Ultimately, the meeting ended in a motion to hold a special meeting Monday, Dec. 21 to reach a decision.
During the Monday meeting, Casper opened by clearing up some of the confusion the council had been hearing regarding the mayor position. Casper and Mark both stated the mayor position is not the chief administrator of Lincoln City and is one of the seven city leaders that represents the city at large.
Early in discussions, Hoagland presented the option of waiting to make a decision about how to proceed until the new year after the council adds its sixth member, Anne Marie Skinner.
“We now know that there’s no reason to make a decision knowing that the date for filing with the city recorder has passed,” Hoagland said. “Obviously I spoke very strongly about this being an election, but we could include (Anne Marie Skinner).”
Parsons asked council what would happen if the vote was split after adding the sixth member. City Attorney Richard Appicello said if no decision is made, council must “sit in a room and hash it out until you come to a different decision.”
Parsons said he remains in support of holding a special election and Mark said he’d be in favor of that notion.
“I appreciate councilor Hoagland’s point that we could let the new councilor participate, but that is a scary thought that we could be 3-3,” Mark said.
Councilor Hinton then spoke in favor of appointment, but also waiting until January to make a final decision.
“This is a major decision that we are all working towards. I’m leaning towards waiting until January because we should hear (Skinner’s) thinking about a mayor as well as all of us,” Hinton said. “I think that because we have a short term coming up for mayor, that we need someone who’s been tried and tested and someone who has the experience walking in the door.
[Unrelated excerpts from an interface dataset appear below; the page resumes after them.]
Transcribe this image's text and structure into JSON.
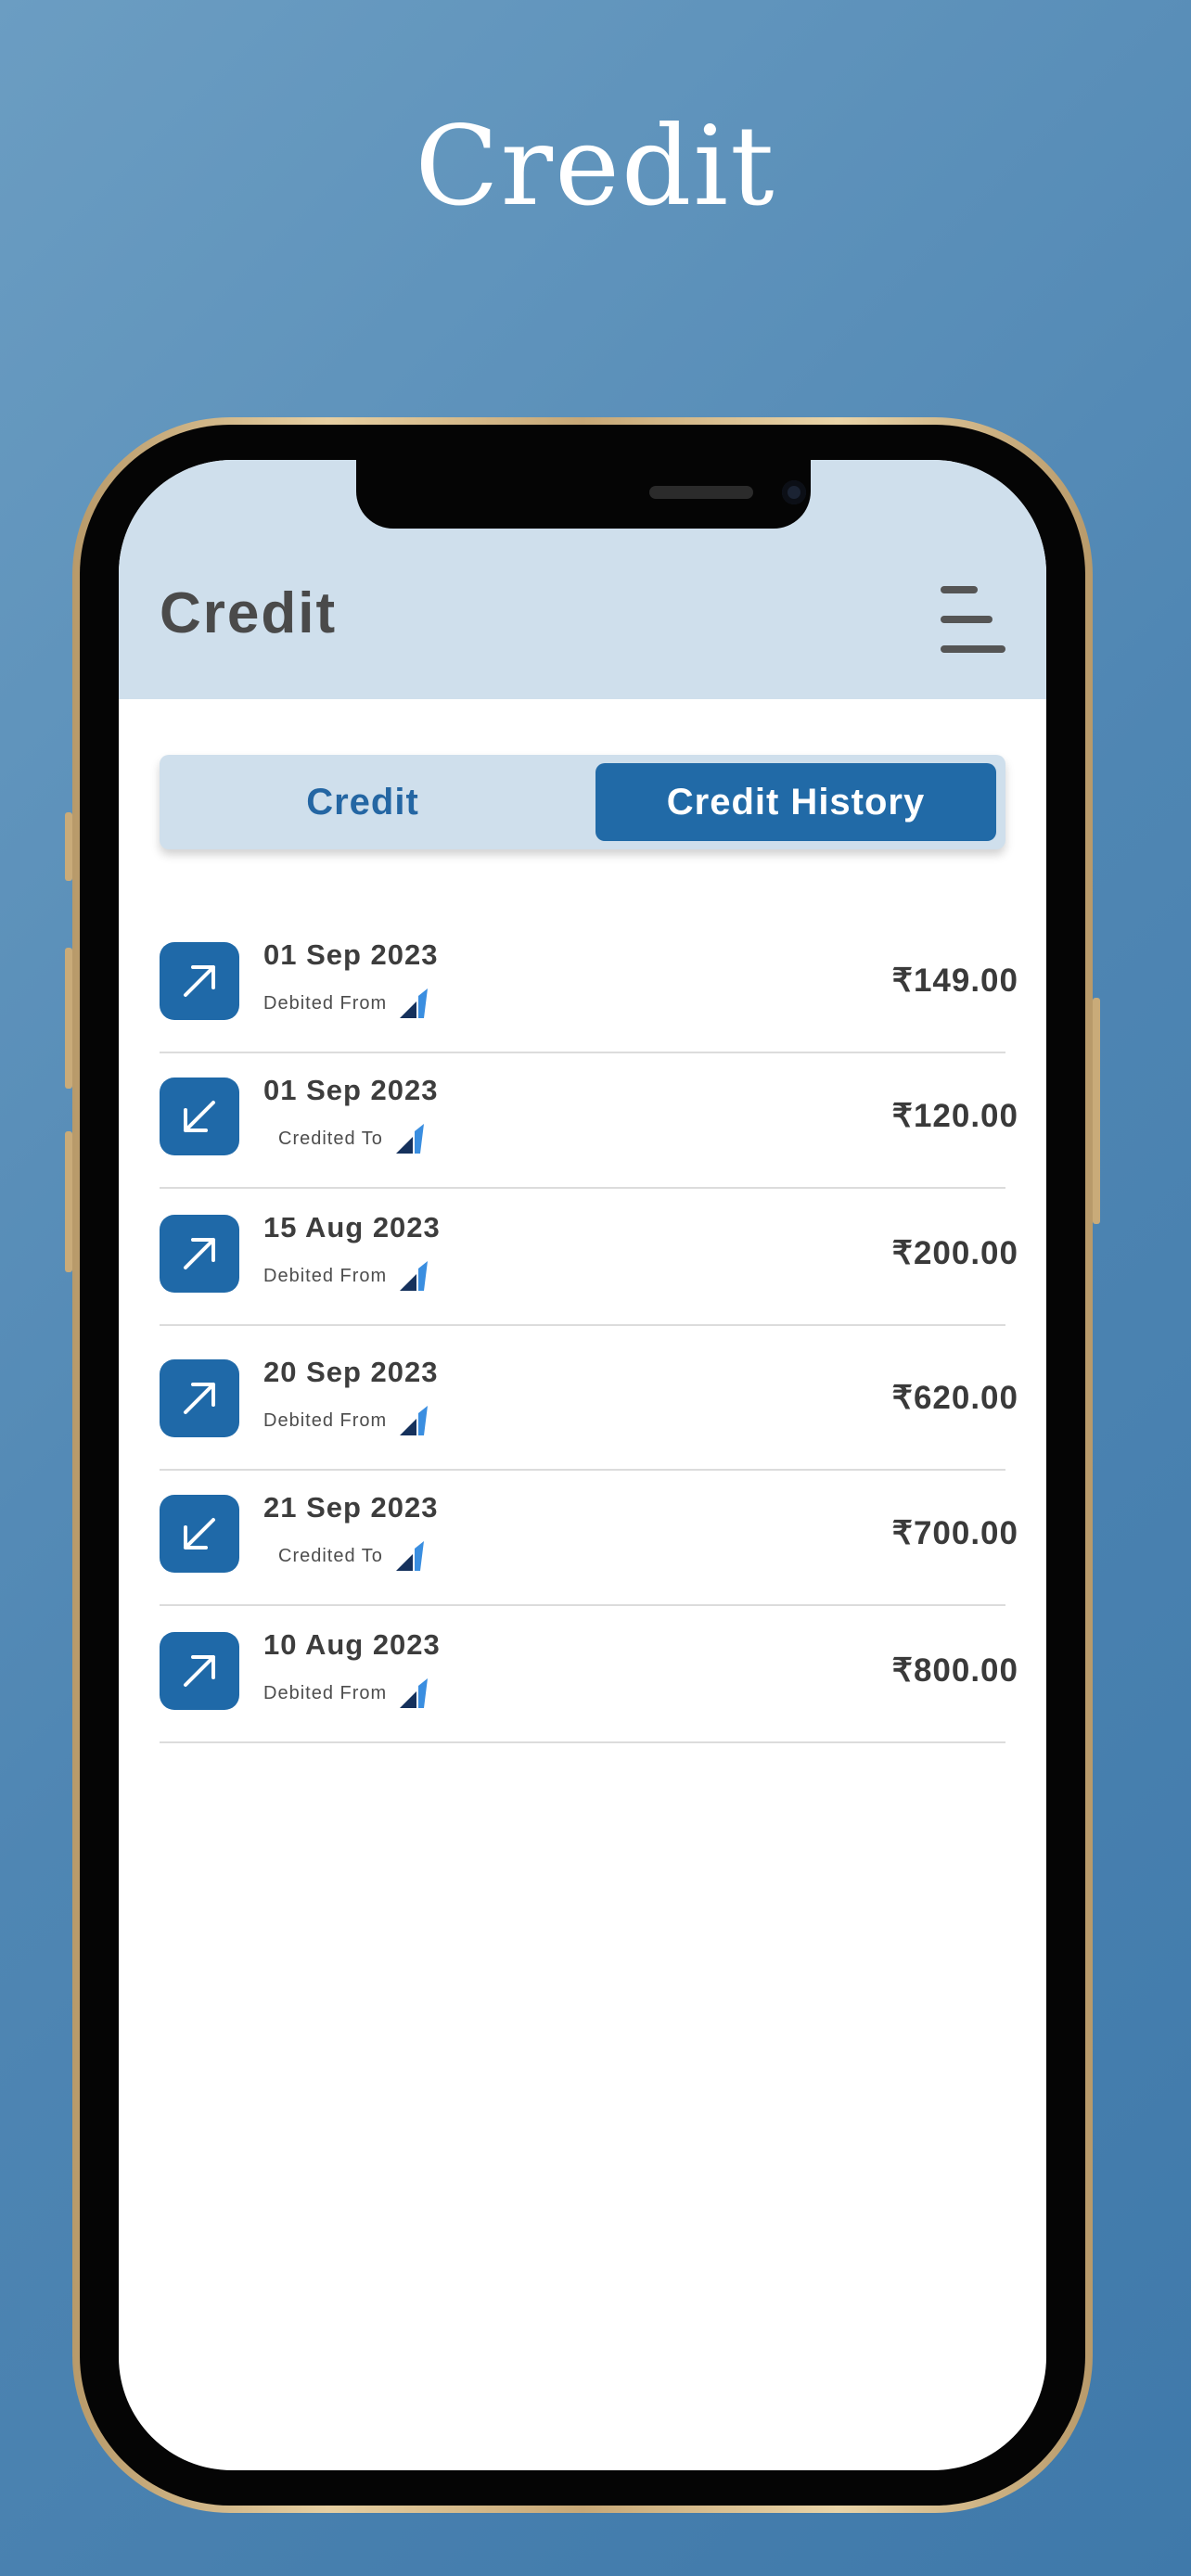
{
  "hero": {
    "title": "Credit"
  },
  "app": {
    "title": "Credit",
    "menu_icon": "hamburger-menu-icon",
    "tabs": [
      {
        "label": "Credit",
        "active": false
      },
      {
        "label": "Credit History",
        "active": true
      }
    ]
  },
  "transactions": [
    {
      "date": "01 Sep 2023",
      "direction": "debit",
      "icon": "arrow-up-right-icon",
      "label": "Debited From",
      "amount": "₹149.00"
    },
    {
      "date": "01 Sep 2023",
      "direction": "credit",
      "icon": "arrow-down-left-icon",
      "label": "Credited To",
      "amount": "₹120.00"
    },
    {
      "date": "15 Aug 2023",
      "direction": "debit",
      "icon": "arrow-up-right-icon",
      "label": "Debited From",
      "amount": "₹200.00"
    },
    {
      "date": "20 Sep 2023",
      "direction": "debit",
      "icon": "arrow-up-right-icon",
      "label": "Debited From",
      "amount": "₹620.00"
    },
    {
      "date": "21 Sep 2023",
      "direction": "credit",
      "icon": "arrow-down-left-icon",
      "label": "Credited To",
      "amount": "₹700.00"
    },
    {
      "date": "10 Aug 2023",
      "direction": "debit",
      "icon": "arrow-up-right-icon",
      "label": "Debited From",
      "amount": "₹800.00"
    }
  ],
  "colors": {
    "accent": "#216aa7",
    "appbar": "#cfdfec",
    "background": "#4f86b3"
  }
}
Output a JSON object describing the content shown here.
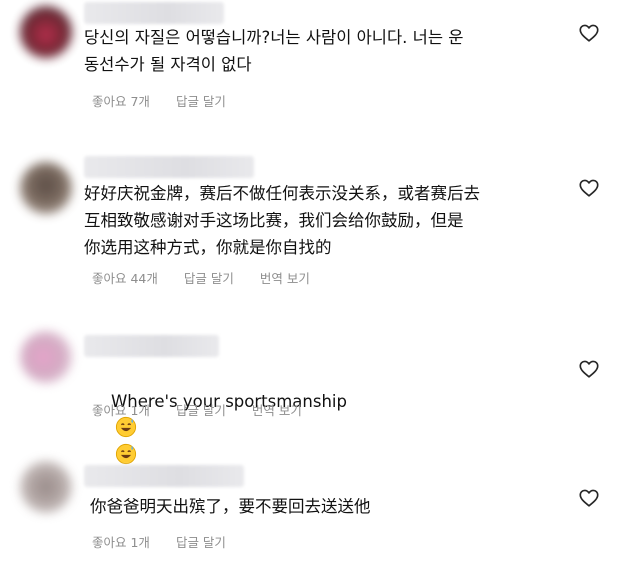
{
  "comments": [
    {
      "text": "당신의 자질은 어떻습니까?너는 사람이 아니다. 너는 운\n동선수가 될 자격이 없다",
      "likes": "좋아요 7개",
      "reply": "답글 달기",
      "translate": "",
      "avatar_color": "#7a1a2a"
    },
    {
      "text": "好好庆祝金牌，赛后不做任何表示没关系，或者赛后去\n互相致敬感谢对手这场比赛，我们会给你鼓励，但是\n你选用这种方式，你就是你自找的",
      "likes": "좋아요 44개",
      "reply": "답글 달기",
      "translate": "번역 보기",
      "avatar_color": "#5a4a40"
    },
    {
      "text": "Where's your sportsmanship",
      "emoji": [
        "sweat-smile-emoji",
        "sweat-smile-emoji"
      ],
      "likes": "좋아요 1개",
      "reply": "답글 달기",
      "translate": "번역 보기",
      "avatar_color": "#d48ab4"
    },
    {
      "text": "你爸爸明天出殡了，要不要回去送送他",
      "likes": "좋아요 1개",
      "reply": "답글 달기",
      "translate": "",
      "avatar_color": "#9a8a88"
    }
  ],
  "icons": {
    "like": "heart-outline-icon"
  },
  "colors": {
    "meta_text": "#8e8e8e",
    "text": "#111111",
    "background": "#ffffff"
  }
}
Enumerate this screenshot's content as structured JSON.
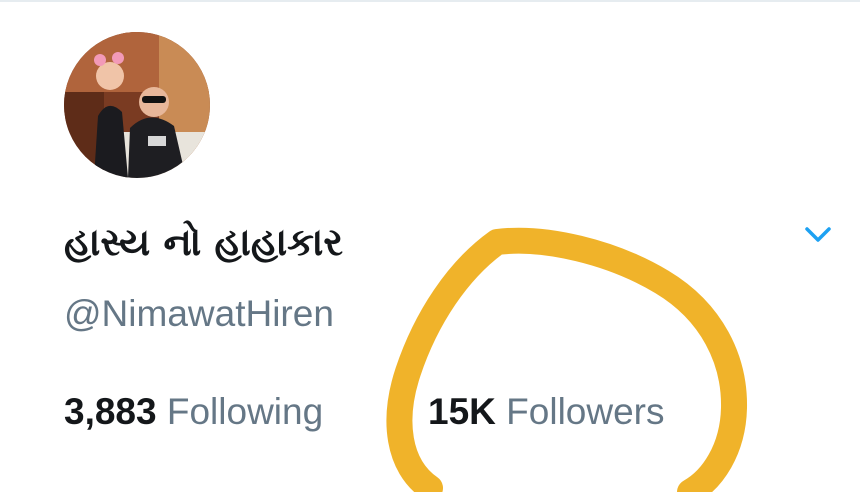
{
  "profile": {
    "display_name": "હાસ્ય નો હાહાકાર",
    "handle": "@NimawatHiren"
  },
  "stats": {
    "following": {
      "count": "3,883",
      "label": "Following"
    },
    "followers": {
      "count": "15K",
      "label": "Followers"
    }
  },
  "icons": {
    "menu": "chevron-down-icon"
  },
  "colors": {
    "accent": "#1da1f2",
    "annotation": "#f0b32a",
    "name_text": "#14171a",
    "secondary_text": "#657786"
  }
}
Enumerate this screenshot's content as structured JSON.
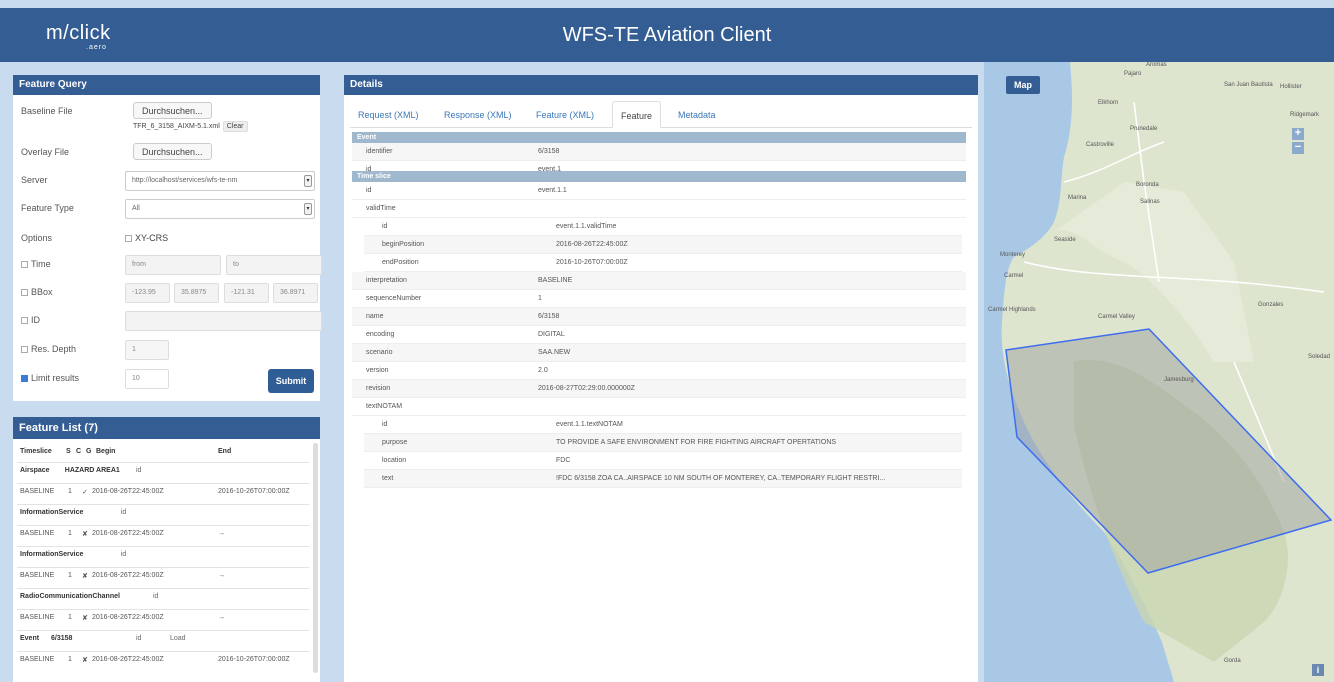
{
  "header": {
    "logo_main": "m/click",
    "logo_sub": ".aero",
    "title": "WFS-TE Aviation Client"
  },
  "query": {
    "title": "Feature Query",
    "baseline_label": "Baseline File",
    "baseline_button": "Durchsuchen...",
    "baseline_filename": "TFR_6_3158_AIXM-5.1.xml",
    "clear_label": "Clear",
    "overlay_label": "Overlay File",
    "overlay_button": "Durchsuchen...",
    "server_label": "Server",
    "server_value": "http://localhost/services/wfs-te-nm",
    "feature_type_label": "Feature Type",
    "feature_type_value": "All",
    "options_label": "Options",
    "xycrs_label": "XY-CRS",
    "time_label": "Time",
    "time_from_placeholder": "from",
    "time_to_placeholder": "to",
    "bbox_label": "BBox",
    "bbox_values": [
      "-123.95",
      "35.8975",
      "-121.31",
      "36.8971"
    ],
    "id_label": "ID",
    "res_depth_label": "Res. Depth",
    "res_depth_value": "1",
    "limit_label": "Limit results",
    "limit_value": "10",
    "submit_label": "Submit"
  },
  "feature_list": {
    "title": "Feature List",
    "count": "(7)",
    "headers": [
      "Timeslice",
      "S",
      "C",
      "G",
      "Begin",
      "End"
    ],
    "groups": [
      {
        "name": "Airspace",
        "extra": "HAZARD AREA1",
        "id": "id",
        "load": "",
        "row": [
          "BASELINE",
          "1",
          "✓",
          "2016-08-26T22:45:00Z",
          "2016-10-26T07:00:00Z"
        ]
      },
      {
        "name": "InformationService",
        "extra": "",
        "id": "id",
        "load": "",
        "row": [
          "BASELINE",
          "1",
          "✘",
          "2016-08-26T22:45:00Z",
          "→"
        ]
      },
      {
        "name": "InformationService",
        "extra": "",
        "id": "id",
        "load": "",
        "row": [
          "BASELINE",
          "1",
          "✘",
          "2016-08-26T22:45:00Z",
          "→"
        ]
      },
      {
        "name": "RadioCommunicationChannel",
        "extra": "",
        "id": "id",
        "load": "",
        "row": [
          "BASELINE",
          "1",
          "✘",
          "2016-08-26T22:45:00Z",
          "→"
        ]
      },
      {
        "name": "Event",
        "extra": "6/3158",
        "id": "id",
        "load": "Load",
        "row": [
          "BASELINE",
          "1",
          "✘",
          "2016-08-26T22:45:00Z",
          "2016-10-26T07:00:00Z"
        ]
      }
    ]
  },
  "details": {
    "title": "Details",
    "tabs": [
      "Request (XML)",
      "Response (XML)",
      "Feature (XML)",
      "Feature",
      "Metadata"
    ],
    "event_section": "Event",
    "event_rows": [
      [
        "identifier",
        "6/3158"
      ],
      [
        "id",
        "event.1"
      ]
    ],
    "timeslice_section": "Time slice",
    "ts_id": [
      "id",
      "event.1.1"
    ],
    "valid_time_label": "validTime",
    "valid_rows": [
      [
        "id",
        "event.1.1.validTime"
      ],
      [
        "beginPosition",
        "2016-08-26T22:45:00Z"
      ],
      [
        "endPosition",
        "2016-10-26T07:00:00Z"
      ]
    ],
    "mid_rows": [
      [
        "interpretation",
        "BASELINE"
      ],
      [
        "sequenceNumber",
        "1"
      ],
      [
        "name",
        "6/3158"
      ],
      [
        "encoding",
        "DIGITAL"
      ],
      [
        "scenario",
        "SAA.NEW"
      ],
      [
        "version",
        "2.0"
      ],
      [
        "revision",
        "2016-08-27T02:29:00.000000Z"
      ]
    ],
    "notam_label": "textNOTAM",
    "notam_rows": [
      [
        "id",
        "event.1.1.textNOTAM"
      ],
      [
        "purpose",
        "TO PROVIDE A SAFE ENVIRONMENT FOR FIRE FIGHTING AIRCRAFT OPERTATIONS"
      ],
      [
        "location",
        "FDC"
      ],
      [
        "text",
        "!FDC 6/3158 ZOA CA..AIRSPACE 10 NM SOUTH OF MONTEREY, CA..TEMPORARY FLIGHT RESTRI..."
      ]
    ]
  },
  "map": {
    "title": "Map",
    "zoom_in": "+",
    "zoom_out": "−",
    "info": "i",
    "towns": [
      "Aromas",
      "Pajaro",
      "San Juan Bautista",
      "Hollister",
      "Elkhorn",
      "Ridgemark",
      "Prunedale",
      "Castroville",
      "Marina",
      "Boronda",
      "Salinas",
      "Seaside",
      "Monterey",
      "Carmel",
      "Carmel Highlands",
      "Carmel Valley",
      "Gonzales",
      "Soledad",
      "Jamesburg",
      "Gorda"
    ]
  }
}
That’s my personal take.”
Casper was also in favor of appointment and said the council has served their individual Wards with the community in mind and were elected to make these kinds of decisions.
“If we should appoint, I know that we would appoint someone that has the qualifications to carry on in this interim position,” Casper said. “We have a lot of unknown things out there right now that we are facing: COVID, fire recovery, I’m sure we are going to have flooding very soon, we need someone who knows what’s going on.”
Parsons then said he felt like the council was contradicting themselves by saying the mayor is just one more vote on this council, but yet he felt they were 'pumping up' how important this pick is. Hoagland agreed with Parsons comments.
“They’re the figurehead of Lincoln City and you say they don’t have any power, but they do have power in that they are what Lincoln City is looked at as… it absolutely is important who that person is,” Hoagland said. “If the five of us pick somebody, I don’t believe the vast majority would be happy with us picking somebody, at all.”
Hinton disagreed with Parsons comments and said they were simply informing the public of the mayor’s role within the city.
“This is an interim position, it is not a full term,” Hinton continued. “We have to take a lot of hard votes and we don’t always agree. I would argue that a new councilor would bring a different perspective and perhaps would bring ideas, thoughts, comments or questions that we haven’t thought about.”
Hinton said it would be ‘rude’ to not to include the new councilor in the decision.
A motion was then made to postpone the discussion until Jan. 11 and make decision at that time. The motion passed 4-1.